** Opening DATA FOR REVIEW block **

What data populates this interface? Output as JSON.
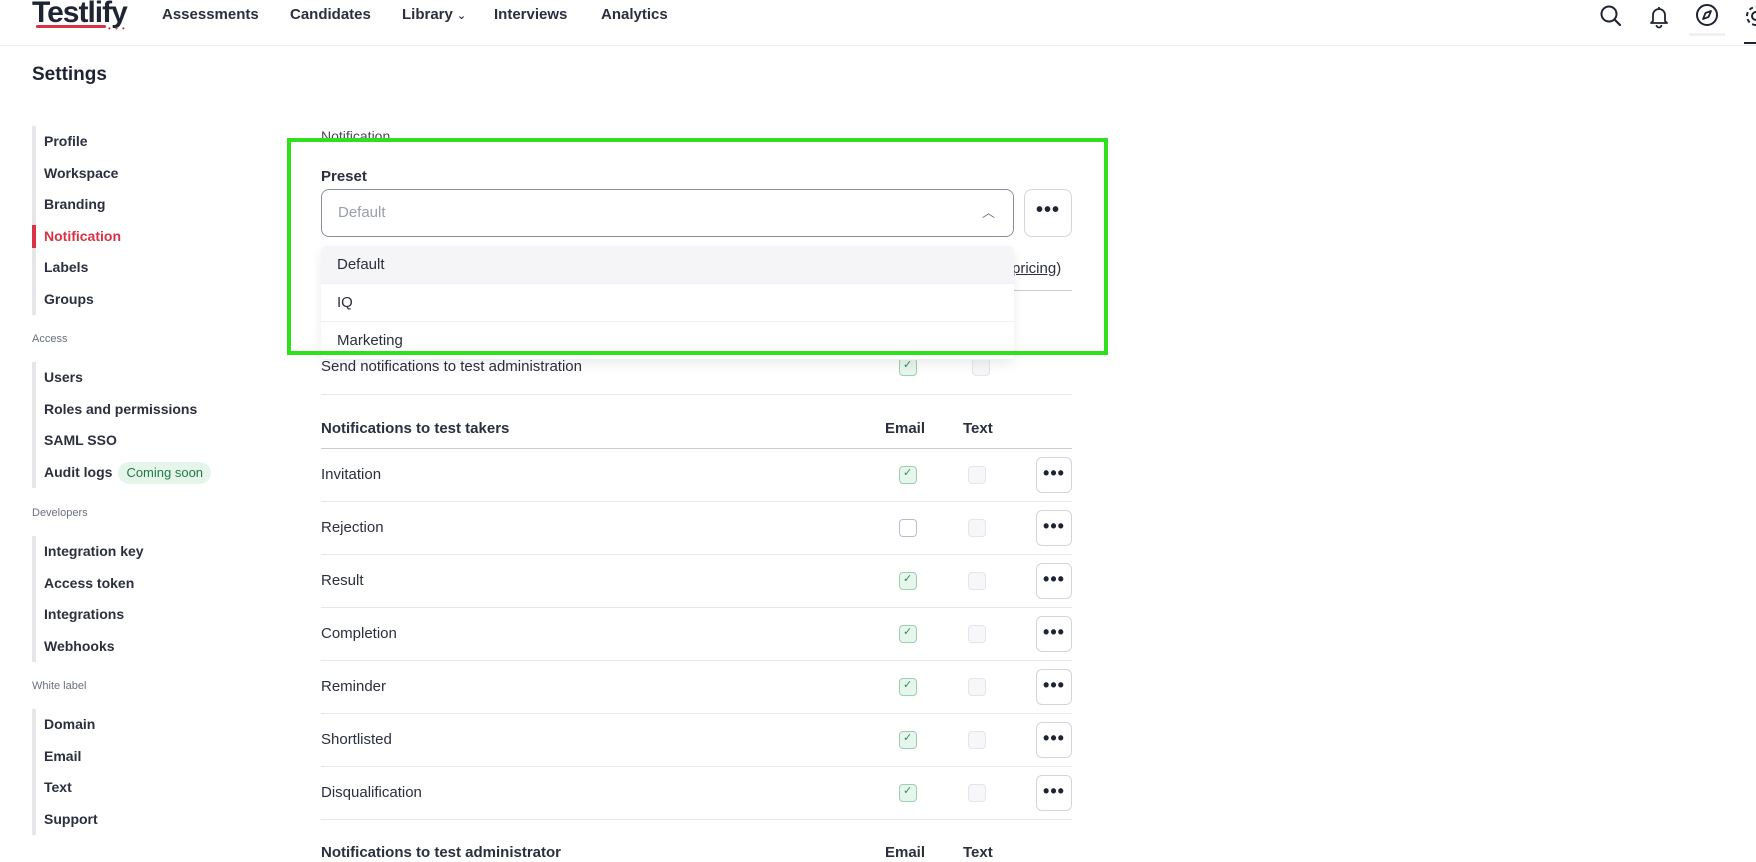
{
  "nav": {
    "logo": "Testlify",
    "links": [
      "Assessments",
      "Candidates",
      "Library",
      "Interviews",
      "Analytics"
    ]
  },
  "page_title": "Settings",
  "sidebar": {
    "group1": [
      "Profile",
      "Workspace",
      "Branding",
      "Notification",
      "Labels",
      "Groups"
    ],
    "access_heading": "Access",
    "access": [
      "Users",
      "Roles and permissions",
      "SAML SSO",
      "Audit logs"
    ],
    "audit_badge": "Coming soon",
    "developers_heading": "Developers",
    "developers": [
      "Integration key",
      "Access token",
      "Integrations",
      "Webhooks"
    ],
    "whitelabel_heading": "White label",
    "whitelabel": [
      "Domain",
      "Email",
      "Text",
      "Support"
    ],
    "active": "Notification",
    "active_color": "#d93244"
  },
  "main": {
    "section_label": "Notification",
    "preset_label": "Preset",
    "preset_placeholder": "Default",
    "dropdown_options": [
      "Default",
      "IQ",
      "Marketing"
    ],
    "pricing_link": "pricing",
    "pricing_close": ")",
    "send_admin_label": "Send notifications to test administration",
    "takers_header": "Notifications to test takers",
    "admin_header": "Notifications to test administrator",
    "col_email": "Email",
    "col_text": "Text",
    "more": "•••",
    "rows": [
      {
        "label": "Invitation",
        "email": true
      },
      {
        "label": "Rejection",
        "email": false
      },
      {
        "label": "Result",
        "email": true
      },
      {
        "label": "Completion",
        "email": true
      },
      {
        "label": "Reminder",
        "email": true
      },
      {
        "label": "Shortlisted",
        "email": true
      },
      {
        "label": "Disqualification",
        "email": true
      }
    ]
  },
  "highlight_color": "#2fe01c"
}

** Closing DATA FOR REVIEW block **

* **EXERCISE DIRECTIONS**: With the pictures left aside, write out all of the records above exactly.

* **EXPECTED ANSWER**:
What data populates this interface? Output as JSON.
{
  "nav": {
    "logo": "Testlify",
    "links": [
      "Assessments",
      "Candidates",
      "Library",
      "Interviews",
      "Analytics"
    ]
  },
  "page_title": "Settings",
  "sidebar": {
    "group1": [
      "Profile",
      "Workspace",
      "Branding",
      "Notification",
      "Labels",
      "Groups"
    ],
    "access_heading": "Access",
    "access": [
      "Users",
      "Roles and permissions",
      "SAML SSO",
      "Audit logs"
    ],
    "audit_badge": "Coming soon",
    "developers_heading": "Developers",
    "developers": [
      "Integration key",
      "Access token",
      "Integrations",
      "Webhooks"
    ],
    "whitelabel_heading": "White label",
    "whitelabel": [
      "Domain",
      "Email",
      "Text",
      "Support"
    ],
    "active": "Notification",
    "active_color": "#d93244"
  },
  "main": {
    "section_label": "Notification",
    "preset_label": "Preset",
    "preset_placeholder": "Default",
    "dropdown_options": [
      "Default",
      "IQ",
      "Marketing"
    ],
    "pricing_link": "pricing",
    "pricing_close": ")",
    "send_admin_label": "Send notifications to test administration",
    "takers_header": "Notifications to test takers",
    "admin_header": "Notifications to test administrator",
    "col_email": "Email",
    "col_text": "Text",
    "more": "•••",
    "rows": [
      {
        "label": "Invitation",
        "email": true
      },
      {
        "label": "Rejection",
        "email": false
      },
      {
        "label": "Result",
        "email": true
      },
      {
        "label": "Completion",
        "email": true
      },
      {
        "label": "Reminder",
        "email": true
      },
      {
        "label": "Shortlisted",
        "email": true
      },
      {
        "label": "Disqualification",
        "email": true
      }
    ]
  },
  "highlight_color": "#2fe01c"
}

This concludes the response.